 [1] -2 -2 -2 -2 -2 -2 -2 -2 -2 -2 -2 -2 -2 -2 -2 -2 -2 -2 -2 -2  0  0
[23]  0  0  0  0  0  0  0  0  0  0  0  0  0  0  0  0  0  0  5  5  5  5
[45]  5  5  5  5  5  5  5  5  5  5  5  5  5  5  5  5
> Grp2
 [1] -1 -1 -1 -1 -1 -1 -1 -1 -1 -1 -1 -1 -1 -1 -1 -1 -1 -1 -1 -1  0  0
[23]  0  0  0  0  0  0  0  0  0  0  0  0  0  0  0  0  0  0 10 10 10 10
[45] 10 10 10 10 10 10 10 10 10 10 10 10 10 10 10 10

> median(Grp1)
[1] 0
> median(Grp2)
[1] 0

> wilcox.test(Grp1, Grp2)

        Wilcoxon rank sum test with continuity correction

data:  Grp1 and Grp2
W = 1400, p-value = 0.03096
alternative hypothesis: true location shift is not equal to 0


So, in contrast to the original problem, here is an example where you have equal medians, but a significant test result.

The key concept is that the Wilcoxon Rank Sum test is not strictly a test of differences in medians. That is, the null hypothesis for the test is not that the medians are equal, and you are either accepting or rejecting that null.

Javed, I would suggest spending some time with a good tutorial on non-parametric statistics.

Regards,

Marc Schwartz
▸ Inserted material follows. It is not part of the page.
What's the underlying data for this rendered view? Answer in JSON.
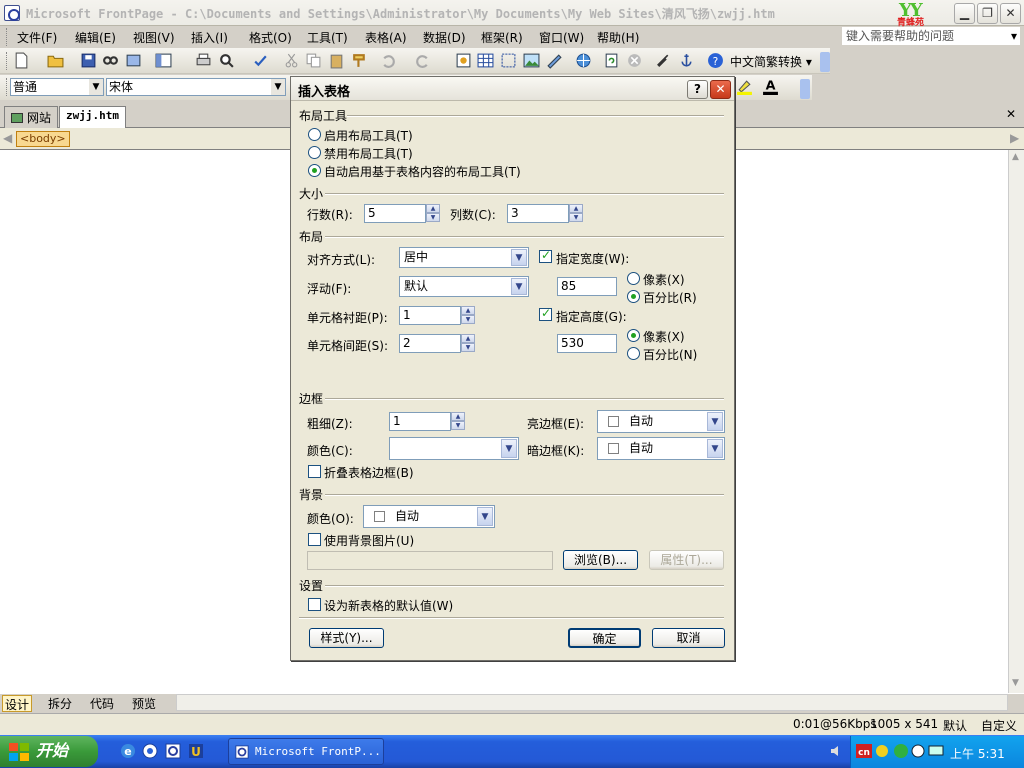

> On Mar 19, 2019, at 6:25 PM, Jim Lemon <[hidden email]> wrote:
>
> Hi Javed,
> Easy.
>
> A<-c(2000,2100,2300,2400,6900,7000,7040,7050,7060)
> median(A)
> [1] 6900
> B<-c(3300,3350,3400,3450,3500,7000,7100,7200,7300)
> median(B)
> [1] 3500
> wilcox.test(A,B,paired=FALSE)
>
>       Wilcoxon rank sum test with continuity correction
>
> data:  A and B
> W = 26.5, p-value = 0.233
> alternative hypothesis: true location shift is not equal to 0
>
> Jim
>
> On Wed, Mar 20, 2019 at 3:48 AM javed khan <[hidden email]> wrote:
>>
>> Hi
>>
>> This is my function:
>>
>> wilcox.test(A,B, data = data, paired = FALSE)
>>
>> It gives me high p value, though the median of A column is 6900 and B
>> column is 3500.
>>
>> Why it gives p value high if there is a difference in the median?
>>
>> Regards
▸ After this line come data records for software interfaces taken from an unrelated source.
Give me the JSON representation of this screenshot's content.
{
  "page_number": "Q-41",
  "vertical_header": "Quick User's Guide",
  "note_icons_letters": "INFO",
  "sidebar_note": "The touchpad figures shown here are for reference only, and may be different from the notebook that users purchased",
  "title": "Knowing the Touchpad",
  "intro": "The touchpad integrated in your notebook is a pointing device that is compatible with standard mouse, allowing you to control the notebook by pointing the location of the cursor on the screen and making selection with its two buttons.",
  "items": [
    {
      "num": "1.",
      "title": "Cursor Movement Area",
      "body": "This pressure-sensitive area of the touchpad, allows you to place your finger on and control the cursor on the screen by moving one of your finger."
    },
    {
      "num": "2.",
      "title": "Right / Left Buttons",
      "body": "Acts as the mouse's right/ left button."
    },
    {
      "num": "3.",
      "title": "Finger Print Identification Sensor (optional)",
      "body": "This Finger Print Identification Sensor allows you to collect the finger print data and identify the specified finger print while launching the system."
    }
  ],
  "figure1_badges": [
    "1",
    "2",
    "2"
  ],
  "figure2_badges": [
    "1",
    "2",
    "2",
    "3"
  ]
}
______________________________________________
[hidden email] mailing list -- To UNSUBSCRIBE and more, see
https://stat.ethz.ch/mailman/listinfo/r-help
PLEASE do read the posting guide http://www.R-project.org/posting-guide.html
and provide commented, minimal, self-contained, reproducible code.